Open Banking

Open Banking

 

Luiz Zorzella shares a summarized evolution story on Open Banking. 

If you are thinking your response to what is happening around Open Banking, this will provide you with some valuable historical context on how events evolved to get us where we are today:

It all started with online banking.

Before Open Banking, banks thought it would be a good idea to give their clients access to their accounts using the internet. 

So, since clients could access their accounts using online banking – some start-ups realized that if these customers provided them with their bank login information, they could log in on these accounts and manage them on their behalf.

Also, at that time, legislation was evolving.

In most of the World, there is customer data that banks cannot share, even if authorized by the customer.  For example, credit data.

However, in recent years, if, on the one hand, you see a tightening in data privacy protection, on the other hand, you also see the relaxation and regulation of financial data sharing.

These two factors – the spreading and deepening of online banking and the regulation of financial data sharing, beget a whole generation of fintechs. 

These start-ups had algorithms that logged in your account, copied the information displayed on the screen, interpreted that information and used this data to populate their database to provide you with their services.

 

Key points include:

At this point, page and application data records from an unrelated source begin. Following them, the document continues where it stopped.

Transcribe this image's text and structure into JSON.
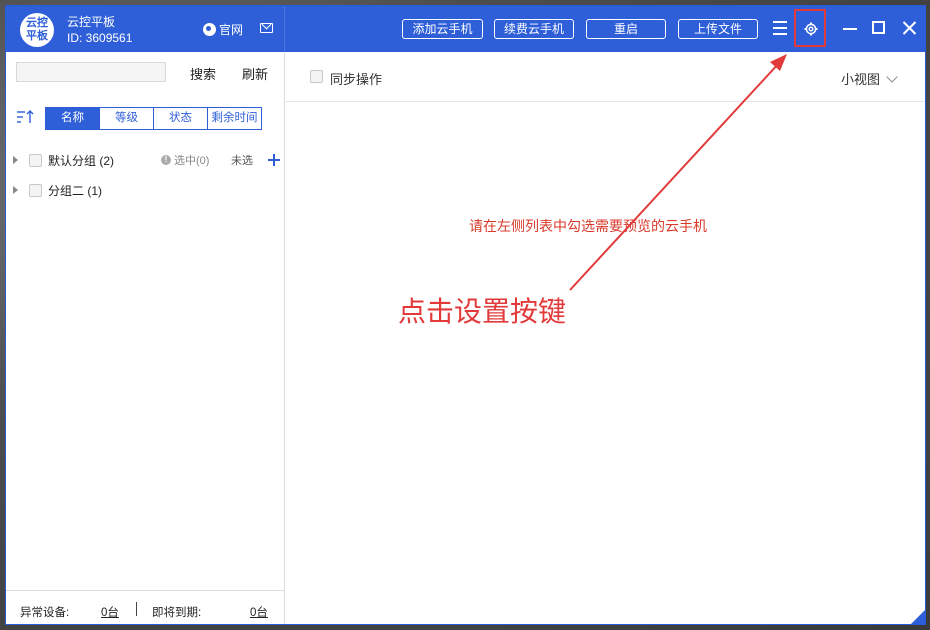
{
  "app": {
    "logo_text": "云控平板",
    "name": "云控平板",
    "id_text": "ID: 3609561",
    "site_link": "官网"
  },
  "toolbar": {
    "add_phone": "添加云手机",
    "renew_phone": "续费云手机",
    "restart": "重启",
    "upload_file": "上传文件"
  },
  "left": {
    "search_placeholder": "",
    "search_btn": "搜索",
    "refresh_btn": "刷新",
    "sort_tabs": [
      {
        "label": "名称",
        "active": true
      },
      {
        "label": "等级",
        "active": false
      },
      {
        "label": "状态",
        "active": false
      },
      {
        "label": "剩余时间",
        "active": false
      }
    ],
    "groups": [
      {
        "label": "默认分组  (2)",
        "selected": "选中(0)",
        "unselected": "未选"
      },
      {
        "label": "分组二  (1)"
      }
    ],
    "footer": {
      "abnormal_label": "异常设备:",
      "abnormal_count": "0台",
      "expiring_label": "即将到期:",
      "expiring_count": "0台"
    }
  },
  "right": {
    "sync_label": "同步操作",
    "view_mode": "小视图",
    "hint": "请在左侧列表中勾选需要预览的云手机"
  },
  "annotation": {
    "text": "点击设置按键",
    "color": "#e23a3a"
  },
  "colors": {
    "brand": "#2f5fd8",
    "hint": "#d93a2a"
  }
}
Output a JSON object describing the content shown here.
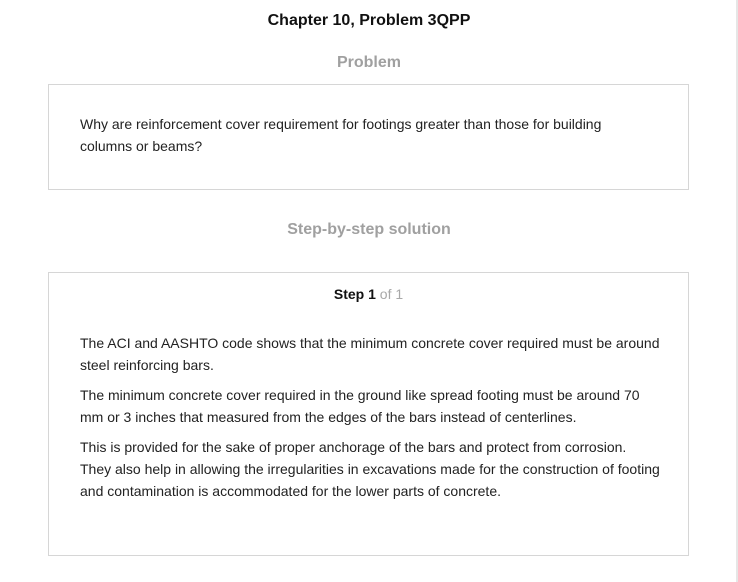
{
  "page": {
    "title": "Chapter 10, Problem 3QPP"
  },
  "problem": {
    "heading": "Problem",
    "text": "Why are reinforcement cover requirement for footings greater than those for building columns or beams?"
  },
  "solution": {
    "heading": "Step-by-step solution",
    "step_word": "Step",
    "step_number": "1",
    "step_of": "of 1",
    "paragraphs": [
      "The ACI and AASHTO code shows that the minimum concrete cover required must be around steel reinforcing bars.",
      "The minimum concrete cover required in the ground like spread footing must be around 70 mm or 3 inches that measured from the edges of the bars instead of centerlines.",
      "This is provided for the sake of proper anchorage of the bars and protect from corrosion. They also help in allowing the irregularities in excavations made for the construction of footing and contamination is accommodated for the lower parts of concrete."
    ]
  }
}
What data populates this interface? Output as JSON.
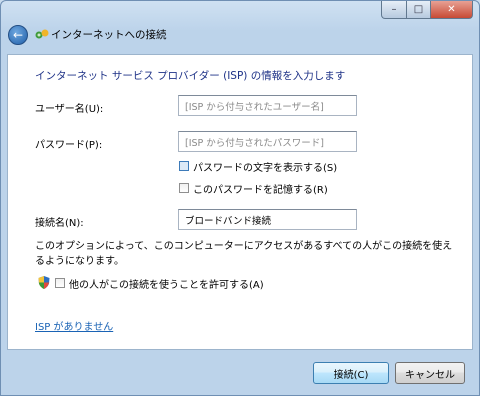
{
  "window": {
    "title": "インターネットへの接続",
    "controls": {
      "minimize": "–",
      "maximize": "□",
      "close": "✕"
    }
  },
  "page": {
    "heading": "インターネット サービス プロバイダー (ISP) の情報を入力します",
    "username": {
      "label": "ユーザー名(U):",
      "placeholder": "[ISP から付与されたユーザー名]"
    },
    "password": {
      "label": "パスワード(P):",
      "placeholder": "[ISP から付与されたパスワード]"
    },
    "show_chars_label": "パスワードの文字を表示する(S)",
    "remember_label": "このパスワードを記憶する(R)",
    "connection_name": {
      "label": "接続名(N):",
      "value": "ブロードバンド接続"
    },
    "description": "このオプションによって、このコンピューターにアクセスがあるすべての人がこの接続を使えるようになります。",
    "allow_others_label": "他の人がこの接続を使うことを許可する(A)",
    "no_isp_link": "ISP がありません"
  },
  "buttons": {
    "connect": "接続(C)",
    "cancel": "キャンセル"
  },
  "icons": {
    "back": "back-arrow-icon",
    "wizard": "network-icon",
    "shield": "uac-shield-icon"
  },
  "colors": {
    "heading": "#1e3287",
    "link": "#1a63b5",
    "accent": "#3c7fb1"
  }
}
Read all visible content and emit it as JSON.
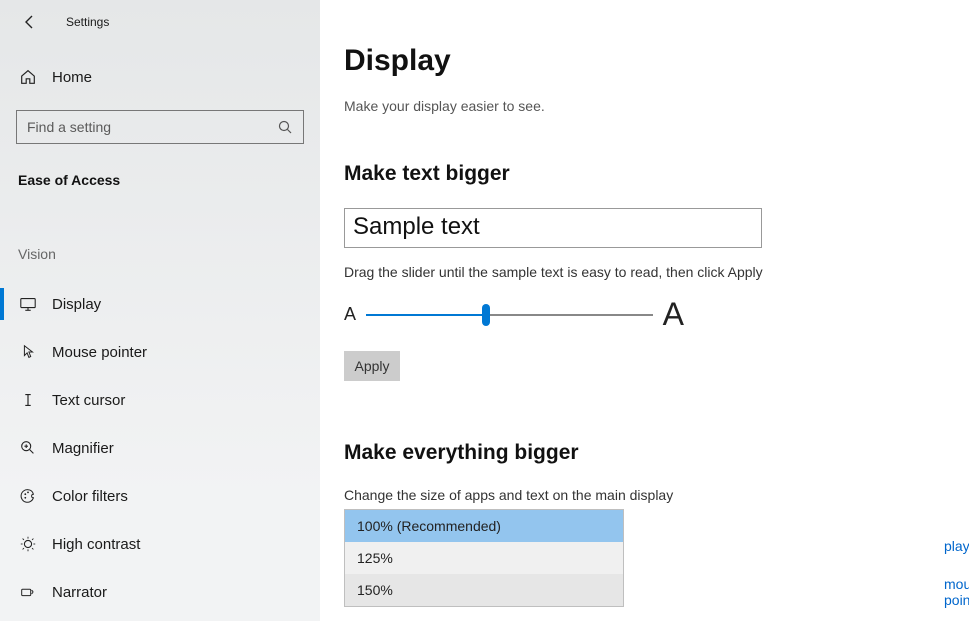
{
  "header": {
    "settings_label": "Settings"
  },
  "sidebar": {
    "home_label": "Home",
    "search_placeholder": "Find a setting",
    "group_title": "Ease of Access",
    "section_label": "Vision",
    "items": [
      {
        "label": "Display",
        "icon": "display",
        "active": true
      },
      {
        "label": "Mouse pointer",
        "icon": "pointer",
        "active": false
      },
      {
        "label": "Text cursor",
        "icon": "textcursor",
        "active": false
      },
      {
        "label": "Magnifier",
        "icon": "magnifier",
        "active": false
      },
      {
        "label": "Color filters",
        "icon": "palette",
        "active": false
      },
      {
        "label": "High contrast",
        "icon": "contrast",
        "active": false
      },
      {
        "label": "Narrator",
        "icon": "narrator",
        "active": false
      }
    ]
  },
  "main": {
    "title": "Display",
    "subtitle": "Make your display easier to see.",
    "text_bigger": {
      "heading": "Make text bigger",
      "sample": "Sample text",
      "instruction": "Drag the slider until the sample text is easy to read, then click Apply",
      "small_a": "A",
      "big_a": "A",
      "apply_label": "Apply"
    },
    "everything_bigger": {
      "heading": "Make everything bigger",
      "subheading": "Change the size of apps and text on the main display",
      "options": [
        "100% (Recommended)",
        "125%",
        "150%"
      ]
    },
    "link_fragment_1": "plays",
    "link_fragment_2": "mouse pointer"
  }
}
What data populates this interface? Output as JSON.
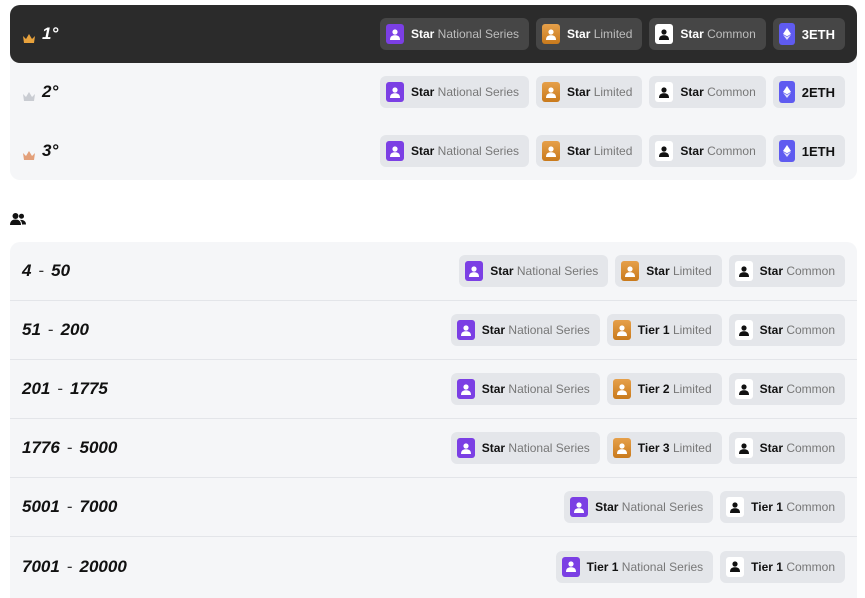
{
  "podium": [
    {
      "rank": "1°",
      "crown_color": "#e8a23c",
      "rewards": [
        {
          "icon": "purple",
          "bold": "Star",
          "rest": " National Series"
        },
        {
          "icon": "orange",
          "bold": "Star",
          "rest": " Limited"
        },
        {
          "icon": "white",
          "bold": "Star",
          "rest": " Common"
        },
        {
          "icon": "eth",
          "bold": "3ETH",
          "rest": ""
        }
      ]
    },
    {
      "rank": "2°",
      "crown_color": "#c9ccd2",
      "rewards": [
        {
          "icon": "purple",
          "bold": "Star",
          "rest": " National Series"
        },
        {
          "icon": "orange",
          "bold": "Star",
          "rest": " Limited"
        },
        {
          "icon": "white",
          "bold": "Star",
          "rest": " Common"
        },
        {
          "icon": "eth",
          "bold": "2ETH",
          "rest": ""
        }
      ]
    },
    {
      "rank": "3°",
      "crown_color": "#e3a07a",
      "rewards": [
        {
          "icon": "purple",
          "bold": "Star",
          "rest": " National Series"
        },
        {
          "icon": "orange",
          "bold": "Star",
          "rest": " Limited"
        },
        {
          "icon": "white",
          "bold": "Star",
          "rest": " Common"
        },
        {
          "icon": "eth",
          "bold": "1ETH",
          "rest": ""
        }
      ]
    }
  ],
  "tiers": [
    {
      "from": "4",
      "to": "50",
      "rewards": [
        {
          "icon": "purple",
          "bold": "Star",
          "rest": " National Series"
        },
        {
          "icon": "orange",
          "bold": "Star",
          "rest": " Limited"
        },
        {
          "icon": "white",
          "bold": "Star",
          "rest": " Common"
        }
      ]
    },
    {
      "from": "51",
      "to": "200",
      "rewards": [
        {
          "icon": "purple",
          "bold": "Star",
          "rest": " National Series"
        },
        {
          "icon": "orange",
          "bold": "Tier 1",
          "rest": " Limited"
        },
        {
          "icon": "white",
          "bold": "Star",
          "rest": " Common"
        }
      ]
    },
    {
      "from": "201",
      "to": "1775",
      "rewards": [
        {
          "icon": "purple",
          "bold": "Star",
          "rest": " National Series"
        },
        {
          "icon": "orange",
          "bold": "Tier 2",
          "rest": " Limited"
        },
        {
          "icon": "white",
          "bold": "Star",
          "rest": " Common"
        }
      ]
    },
    {
      "from": "1776",
      "to": "5000",
      "rewards": [
        {
          "icon": "purple",
          "bold": "Star",
          "rest": " National Series"
        },
        {
          "icon": "orange",
          "bold": "Tier 3",
          "rest": " Limited"
        },
        {
          "icon": "white",
          "bold": "Star",
          "rest": " Common"
        }
      ]
    },
    {
      "from": "5001",
      "to": "7000",
      "rewards": [
        {
          "icon": "purple",
          "bold": "Star",
          "rest": " National Series"
        },
        {
          "icon": "white",
          "bold": "Tier 1",
          "rest": " Common"
        }
      ]
    },
    {
      "from": "7001",
      "to": "20000",
      "rewards": [
        {
          "icon": "purple",
          "bold": "Tier 1",
          "rest": " National Series"
        },
        {
          "icon": "white",
          "bold": "Tier 1",
          "rest": " Common"
        }
      ]
    }
  ],
  "icons": {
    "crown": "crown-icon",
    "people": "people-icon",
    "player": "player-icon",
    "eth": "ethereum-icon"
  }
}
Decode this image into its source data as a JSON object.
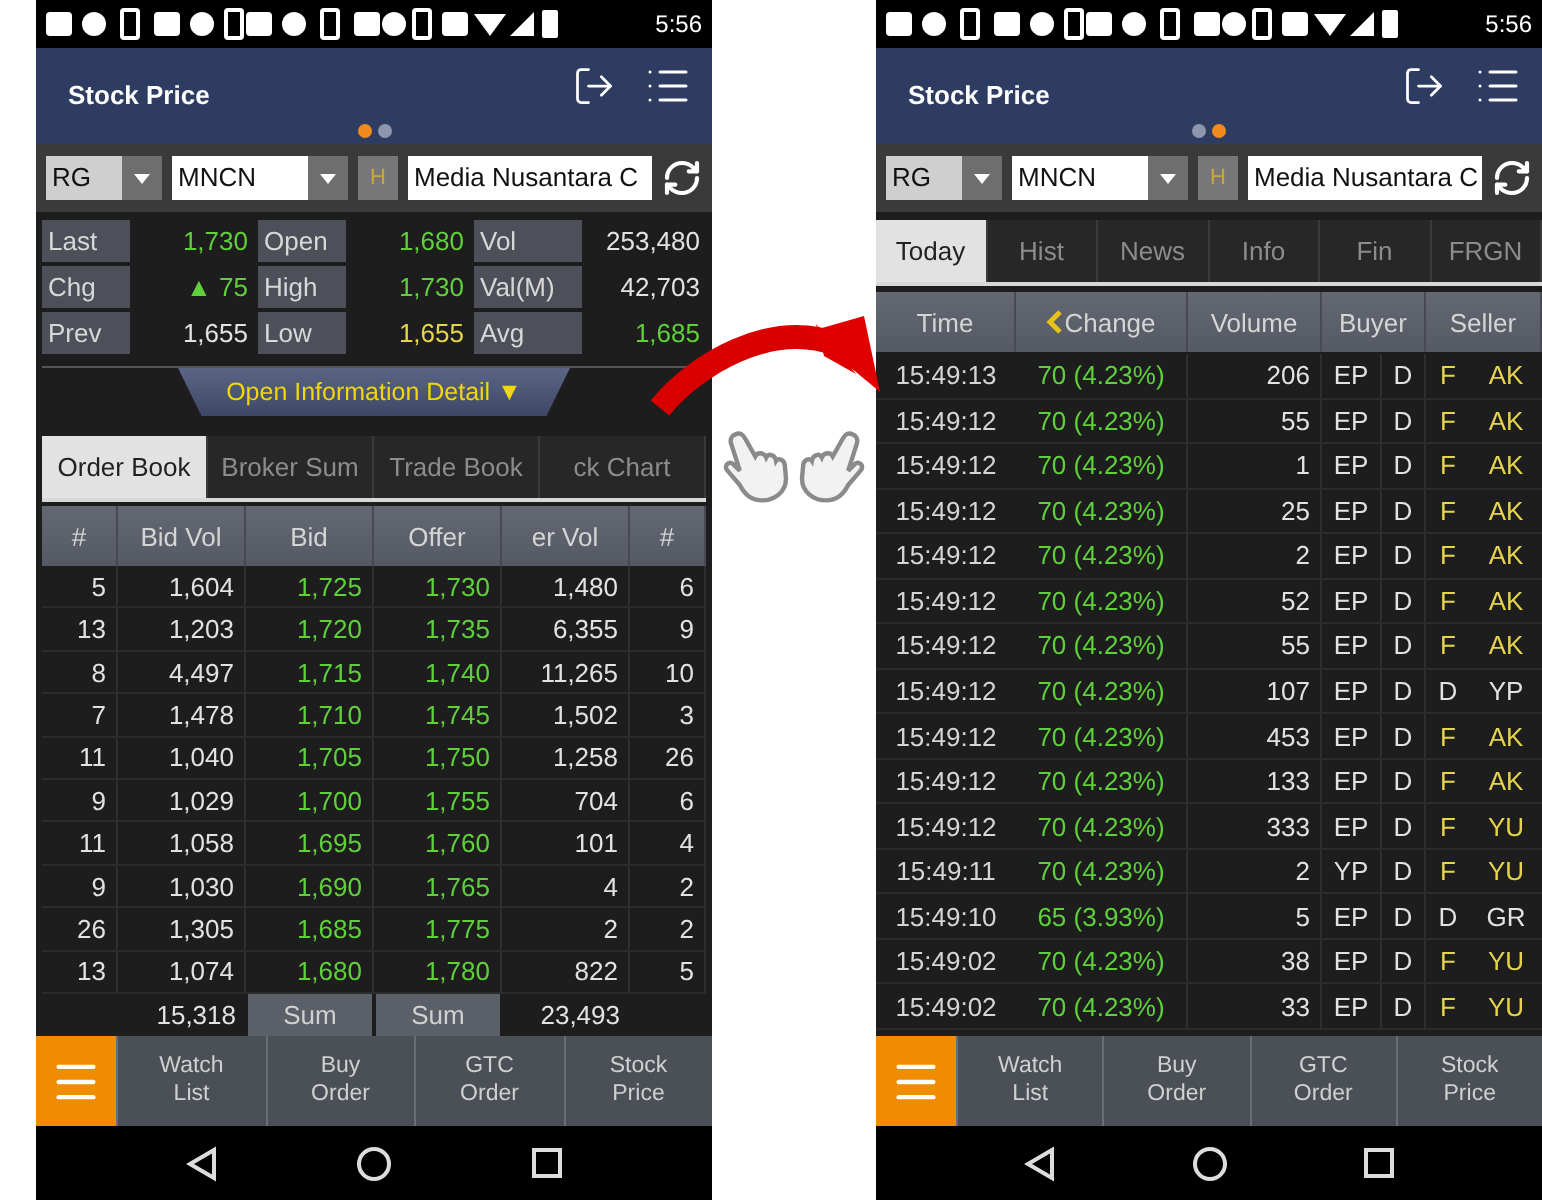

  • The fallibility of algorithms
  • Accessing client data and functionality
  • Three types of APIs

 

Read the full article, Trailing the Peculiar Origin and History of Open Banking, on Amquant.com.

 

 

Luiz Zorzella shares an article on the growth of open banking, the factors that “repress” adoption, and possible solutions. 

As you probably know, worldwide, Open Banking is one of the hottest trends in financial services. 

Not only is it growing at a breakneck speed, but also its success is inspiring regulators and players in other sectors like finance and insurance who now wonder how to replicate the model.

This article is a high-level review of what is happening in Open Banking today.

Growth

As I said, Open Banking is growing.  To understand how fast it grows, consider that the UK (the pioneer in adopting it) formally started this journey less than three years ago, followed by Hong Kong, the EU, South Korea and Singapore. In the US, the Consumer Financial Protection Bureau joined the race in 2019.  Twenty other countries followed suit, including Canada, Australia, India, Japan, Israel and India.

As a result, high growth rates in each market are being compounded by the entry of new markets.

For example, in Europe, when a market opens, it has explosive growth, which tends to stabilize in the single digits range (per month) once it reaches ~8 API calls per inhabitants per month.  But, as the UK “stabilizes”, new entrants like Italy, Germany and France push the averages up.

 

Key points include:

  • Debottlenecking
  • Screen scraping solutions by Fintechs
  • Emerging intermediaries

 

Read the full article, Open Banking Market Unleashed, on Amquant.com.